Women and Revivalism: The Puritan and Wesleyan Traditions
[The following] explores how Puritan women, such as Sarah Goodhue, Deborah Prince, and Sarah Osborn – at first privately and tentatively, then publicly and more confidently – worked to spread the evangelical tenets of their faith. It shows women in the more activist Wesleyan tradition, such as Barbara Heck and Selina, Countess of Huntingdon, organizing Methodist societies, establishing chapels and seminaries for training Methodist preachers, directing missions, and performing many of the functions of evangelical ministers. The experience of the Spirit within enabled these women to pursue such activities despite the protests of male clerics who could not envision the radial implications of evangelicalism. In this sense colonial revivalism witnessed an awakening of women’s power as well as of religion and prepared the way for women’s much wider participation in evangelicalism in the nineteenth century.

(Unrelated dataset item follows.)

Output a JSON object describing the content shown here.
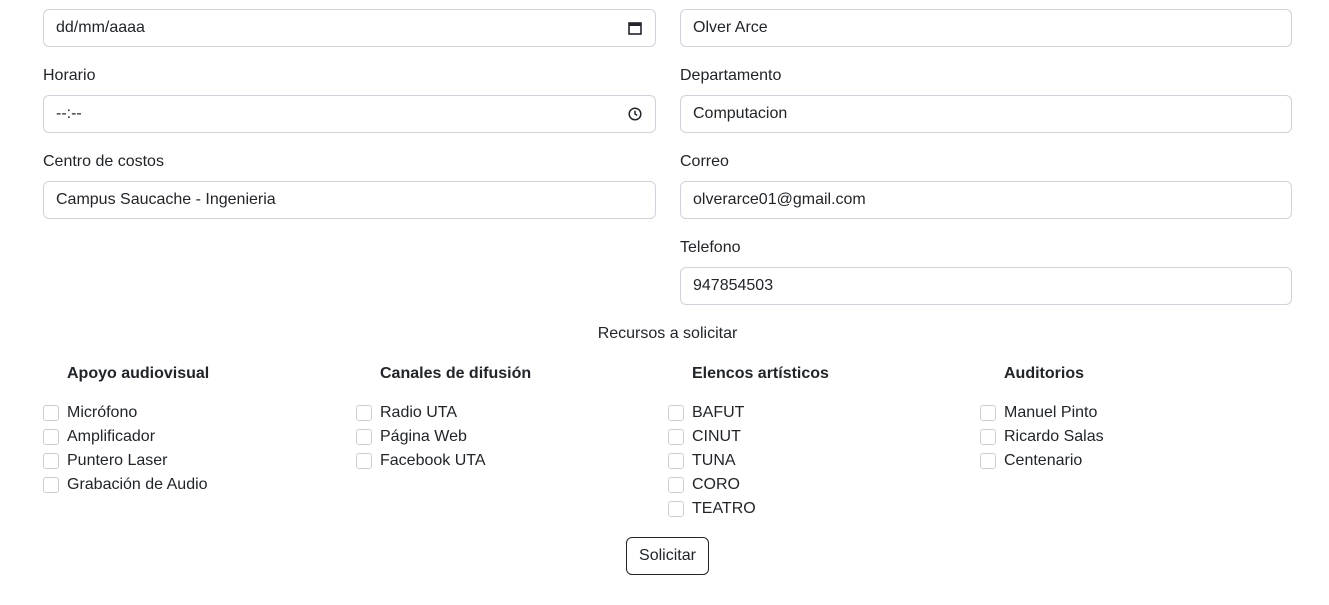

Americans as a religious people experience both tension and indecision as they wrestle with a variety of critical issues every day. American society continually struggles with its religious past. The primary and secondary materials included in this volume track religious America's efforts to articulate its identity and destiny and implement its religious creeds and ideals in an ever-changing society.
Blauvelt, Martha Tomhave, and Rosemary Skinner Keller. “Women and Revivalism: The Puritan and Wesleyan Traditions.” In Critical Issues in American Religious History: A Reader, edited by Robert R. Mathisen, 108-117. Waco, Tex.: Baylor University Press, 2001.